Return a copy of every line in the data below that contains "reset".
The input Start Marker
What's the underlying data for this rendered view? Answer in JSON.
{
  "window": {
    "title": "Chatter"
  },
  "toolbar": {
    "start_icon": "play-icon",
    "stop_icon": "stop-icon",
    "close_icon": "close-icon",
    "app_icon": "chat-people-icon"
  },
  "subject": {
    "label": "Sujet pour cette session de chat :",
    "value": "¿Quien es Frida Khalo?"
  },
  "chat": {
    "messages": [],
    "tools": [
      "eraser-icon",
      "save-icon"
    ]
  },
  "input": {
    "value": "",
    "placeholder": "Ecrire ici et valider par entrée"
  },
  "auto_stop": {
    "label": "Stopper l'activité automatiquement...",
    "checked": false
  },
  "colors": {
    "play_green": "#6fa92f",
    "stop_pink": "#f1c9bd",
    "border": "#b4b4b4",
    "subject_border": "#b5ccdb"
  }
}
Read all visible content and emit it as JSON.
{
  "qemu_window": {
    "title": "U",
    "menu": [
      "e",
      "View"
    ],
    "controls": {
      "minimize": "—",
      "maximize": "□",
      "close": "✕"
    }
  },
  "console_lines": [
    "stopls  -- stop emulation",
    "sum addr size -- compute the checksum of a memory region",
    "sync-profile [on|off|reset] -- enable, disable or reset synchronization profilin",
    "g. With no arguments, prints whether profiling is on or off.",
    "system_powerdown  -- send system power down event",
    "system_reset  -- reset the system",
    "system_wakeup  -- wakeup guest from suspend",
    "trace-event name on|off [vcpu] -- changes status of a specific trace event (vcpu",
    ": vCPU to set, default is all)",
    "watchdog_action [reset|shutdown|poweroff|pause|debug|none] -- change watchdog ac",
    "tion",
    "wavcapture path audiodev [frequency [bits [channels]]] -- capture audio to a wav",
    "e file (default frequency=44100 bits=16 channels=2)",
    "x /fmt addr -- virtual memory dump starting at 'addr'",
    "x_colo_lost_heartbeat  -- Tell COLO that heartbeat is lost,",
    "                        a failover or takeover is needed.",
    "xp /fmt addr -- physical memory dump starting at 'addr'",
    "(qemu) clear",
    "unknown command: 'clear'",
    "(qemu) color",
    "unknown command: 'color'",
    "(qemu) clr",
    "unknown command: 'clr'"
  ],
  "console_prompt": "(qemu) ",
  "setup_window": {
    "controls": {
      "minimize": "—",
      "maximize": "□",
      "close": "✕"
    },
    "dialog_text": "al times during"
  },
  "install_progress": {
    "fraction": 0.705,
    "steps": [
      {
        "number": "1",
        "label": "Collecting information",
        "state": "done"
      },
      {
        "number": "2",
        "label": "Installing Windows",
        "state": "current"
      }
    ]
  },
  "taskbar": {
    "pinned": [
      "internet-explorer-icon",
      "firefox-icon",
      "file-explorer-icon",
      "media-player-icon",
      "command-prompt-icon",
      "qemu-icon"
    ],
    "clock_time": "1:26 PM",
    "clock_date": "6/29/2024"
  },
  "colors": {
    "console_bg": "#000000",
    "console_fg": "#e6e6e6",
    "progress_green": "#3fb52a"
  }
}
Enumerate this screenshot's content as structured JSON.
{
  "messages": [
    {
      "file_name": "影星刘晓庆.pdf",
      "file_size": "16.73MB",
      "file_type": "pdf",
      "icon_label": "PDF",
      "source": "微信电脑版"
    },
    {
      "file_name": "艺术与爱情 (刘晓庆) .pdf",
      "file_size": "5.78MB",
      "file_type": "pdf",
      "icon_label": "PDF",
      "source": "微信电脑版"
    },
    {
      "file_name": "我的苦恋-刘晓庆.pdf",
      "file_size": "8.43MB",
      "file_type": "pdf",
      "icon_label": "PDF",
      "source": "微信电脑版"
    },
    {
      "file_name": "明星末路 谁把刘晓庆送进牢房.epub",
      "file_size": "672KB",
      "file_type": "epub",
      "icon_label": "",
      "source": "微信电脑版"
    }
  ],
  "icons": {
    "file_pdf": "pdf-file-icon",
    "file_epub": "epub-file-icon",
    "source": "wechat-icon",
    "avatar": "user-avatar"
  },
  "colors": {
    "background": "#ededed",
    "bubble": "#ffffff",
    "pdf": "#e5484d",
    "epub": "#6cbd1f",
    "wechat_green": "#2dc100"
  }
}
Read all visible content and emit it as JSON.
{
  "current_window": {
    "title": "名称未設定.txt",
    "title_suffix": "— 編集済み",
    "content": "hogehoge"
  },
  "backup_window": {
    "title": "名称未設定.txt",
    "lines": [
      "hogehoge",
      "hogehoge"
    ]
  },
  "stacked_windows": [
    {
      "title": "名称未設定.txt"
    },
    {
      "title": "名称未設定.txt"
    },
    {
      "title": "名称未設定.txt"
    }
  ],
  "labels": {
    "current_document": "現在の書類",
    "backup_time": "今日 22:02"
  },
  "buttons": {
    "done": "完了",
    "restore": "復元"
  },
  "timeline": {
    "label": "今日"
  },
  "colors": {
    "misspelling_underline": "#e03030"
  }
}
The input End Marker
■ Response
    "sync-profile [on|off|reset] -- enable, disable or reset synchronization profilin",
    "system_reset  -- reset the system",
    "watchdog_action [reset|shutdown|poweroff|pause|debug|none] -- change watchdog ac",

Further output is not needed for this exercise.